However, the main purpose of the Articles of Confederation was generally the same, as the later Constitution had. Jensen formulates this purpose in the following way: to elevate the political and economic status of the majority of the people (Jensen 15). It is important to keep this fact in mind, as it reveals the crucial common feature of the Articles of Confederation and the Constitution, thus making them different documents but, nevertheless, serving the common purpose of improving the peoples lives. Jensen also mentions, The Articles of Confederation were the constitutional expression of this movement and the embodiment in governmental form of the philosophy of the Declaration of Independence (Jensen 15). In addition, both of these documents focused on the notions of concepts of the nation and the empire, but not on its conquering form. Larkin writes, Although early Americans may have understood nation and empire to exist in tension with one another, in the Articles of Confederation and the US Constitution they constructed a state designed to integrate the two (Larkin 502).
Therefore, it is obvious that the Constitution was much more functional and effective than the Articles of Confederation and created a strong central government that was needed for the development of the USA. Nonetheless, the process of the Constitution ratification was not easy and smooth. There was a strong group of politicians, the Antifederalists, who rejected the Constitution in the way it existed.

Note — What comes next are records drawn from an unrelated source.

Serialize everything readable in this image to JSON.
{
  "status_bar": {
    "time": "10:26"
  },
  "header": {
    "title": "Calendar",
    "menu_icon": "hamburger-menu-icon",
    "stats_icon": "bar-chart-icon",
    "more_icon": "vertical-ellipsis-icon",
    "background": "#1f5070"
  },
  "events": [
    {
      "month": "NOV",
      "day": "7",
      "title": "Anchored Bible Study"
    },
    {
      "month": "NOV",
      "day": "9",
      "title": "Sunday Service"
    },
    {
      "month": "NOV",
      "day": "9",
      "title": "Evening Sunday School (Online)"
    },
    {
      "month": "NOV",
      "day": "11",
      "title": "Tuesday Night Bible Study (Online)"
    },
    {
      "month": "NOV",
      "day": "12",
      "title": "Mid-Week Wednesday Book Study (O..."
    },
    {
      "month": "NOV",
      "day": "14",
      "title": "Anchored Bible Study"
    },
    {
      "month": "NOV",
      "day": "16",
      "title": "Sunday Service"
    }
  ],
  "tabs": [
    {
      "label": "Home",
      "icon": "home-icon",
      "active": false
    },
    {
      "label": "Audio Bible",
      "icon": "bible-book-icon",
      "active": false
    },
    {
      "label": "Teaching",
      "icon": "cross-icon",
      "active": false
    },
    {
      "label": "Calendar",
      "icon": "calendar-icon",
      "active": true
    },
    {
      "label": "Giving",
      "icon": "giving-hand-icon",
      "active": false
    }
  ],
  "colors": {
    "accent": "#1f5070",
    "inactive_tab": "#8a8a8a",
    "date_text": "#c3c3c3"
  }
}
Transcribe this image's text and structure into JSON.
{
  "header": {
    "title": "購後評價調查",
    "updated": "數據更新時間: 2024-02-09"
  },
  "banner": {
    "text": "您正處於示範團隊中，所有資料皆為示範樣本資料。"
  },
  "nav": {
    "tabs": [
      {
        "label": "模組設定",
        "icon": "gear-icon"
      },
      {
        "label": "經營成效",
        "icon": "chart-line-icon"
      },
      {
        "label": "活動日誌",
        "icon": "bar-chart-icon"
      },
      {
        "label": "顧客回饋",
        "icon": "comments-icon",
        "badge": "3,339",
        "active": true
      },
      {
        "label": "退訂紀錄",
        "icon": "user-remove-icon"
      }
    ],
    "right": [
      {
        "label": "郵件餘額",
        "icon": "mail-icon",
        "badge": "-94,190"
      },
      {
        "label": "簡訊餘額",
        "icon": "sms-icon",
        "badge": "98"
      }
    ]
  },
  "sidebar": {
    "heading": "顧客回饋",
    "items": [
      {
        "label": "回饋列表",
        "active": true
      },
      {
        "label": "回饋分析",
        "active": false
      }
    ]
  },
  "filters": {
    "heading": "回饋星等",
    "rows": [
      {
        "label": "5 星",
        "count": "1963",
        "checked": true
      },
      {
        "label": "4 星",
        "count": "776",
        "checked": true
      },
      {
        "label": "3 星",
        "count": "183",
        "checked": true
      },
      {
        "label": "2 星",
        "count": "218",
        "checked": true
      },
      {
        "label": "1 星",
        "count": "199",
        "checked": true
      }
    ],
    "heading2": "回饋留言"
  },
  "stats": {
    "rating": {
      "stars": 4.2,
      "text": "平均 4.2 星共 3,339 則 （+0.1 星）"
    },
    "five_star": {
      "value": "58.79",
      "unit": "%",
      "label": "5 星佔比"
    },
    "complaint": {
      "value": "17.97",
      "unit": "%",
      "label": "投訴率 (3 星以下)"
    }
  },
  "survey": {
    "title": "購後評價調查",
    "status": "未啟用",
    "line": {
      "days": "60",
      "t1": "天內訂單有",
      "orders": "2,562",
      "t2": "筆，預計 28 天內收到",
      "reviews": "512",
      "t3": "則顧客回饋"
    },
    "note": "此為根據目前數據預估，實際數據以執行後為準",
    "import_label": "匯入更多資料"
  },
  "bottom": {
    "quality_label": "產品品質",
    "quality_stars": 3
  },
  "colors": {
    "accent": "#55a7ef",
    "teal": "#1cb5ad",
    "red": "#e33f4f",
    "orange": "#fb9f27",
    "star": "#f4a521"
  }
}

The Federalists did not accept their ideas and supported the ratification. Alexander Hamilton, James Madison, and John Jay created a number of commentaries to the Constitution that were later called the Federalist Papers. They played an important role in the process of the Constitution ratification, as they explained the majority of controversial aspects of this document and focused on the positive consequences that the Constitution would bring to the USA. They also mentioned that the Constitution could grant additional security to the basic American values, such as democracy and freedom.
The creation of the Bill of Rights was also a very serious problem. Levy argues that the biggest obstacle to the ratification of this document was the fact that it was absent in the original Constitution (Levy 144). Besides, the Federalists, who had quite significant influence on the political life of America at that time, did not support this document. They believed that the introduction of certain liberties was likely to lead to the negligence of many others. Still the authors of the Federalist Paper were not completely against the core idea of the Bill of Rights. Even they acknowledged that without restrictions, the government could become tyrannical and autocratic. However, the supporters of this document exerted every effort to bring it to life and make it a part of American legislation.
To conclude, it is necessary to mention that transition from the Articles of Confederation to the Constitution was one of the most significant positive changes in the US law. However, it does not mean that the Articles of Confederation were completely useless. They contained many valuable aspects, but the major drawback was their failure to create a strong central government. The ratification of the Constitution in 1788 significantly improved the situation. This document was the beginning of the new era in American politics and gave the nation a stable basis for all the future developments.